[PROVIDED DATA Boundary: Start]
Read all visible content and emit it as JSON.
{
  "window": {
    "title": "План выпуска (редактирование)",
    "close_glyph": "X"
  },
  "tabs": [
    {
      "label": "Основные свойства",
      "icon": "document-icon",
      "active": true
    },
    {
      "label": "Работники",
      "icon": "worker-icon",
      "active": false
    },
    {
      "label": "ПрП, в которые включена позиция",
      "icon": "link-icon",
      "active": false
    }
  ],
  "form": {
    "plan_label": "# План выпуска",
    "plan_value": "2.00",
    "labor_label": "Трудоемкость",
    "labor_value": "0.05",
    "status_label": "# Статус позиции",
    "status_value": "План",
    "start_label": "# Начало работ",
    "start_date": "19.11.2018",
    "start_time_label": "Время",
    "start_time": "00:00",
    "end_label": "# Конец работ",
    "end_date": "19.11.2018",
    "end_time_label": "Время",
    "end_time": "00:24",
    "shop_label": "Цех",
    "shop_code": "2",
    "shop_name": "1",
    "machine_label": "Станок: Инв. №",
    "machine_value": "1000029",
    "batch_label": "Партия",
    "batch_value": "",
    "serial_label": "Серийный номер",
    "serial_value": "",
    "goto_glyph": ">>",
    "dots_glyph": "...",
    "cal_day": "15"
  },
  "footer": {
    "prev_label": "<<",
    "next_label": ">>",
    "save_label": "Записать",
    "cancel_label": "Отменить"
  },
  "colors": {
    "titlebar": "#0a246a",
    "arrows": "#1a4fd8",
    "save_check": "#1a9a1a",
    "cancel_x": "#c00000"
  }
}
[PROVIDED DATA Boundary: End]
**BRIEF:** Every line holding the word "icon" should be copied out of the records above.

**FINISHED EXERCISE:**
      "icon": "document-icon",
      "icon": "worker-icon",
      "icon": "link-icon",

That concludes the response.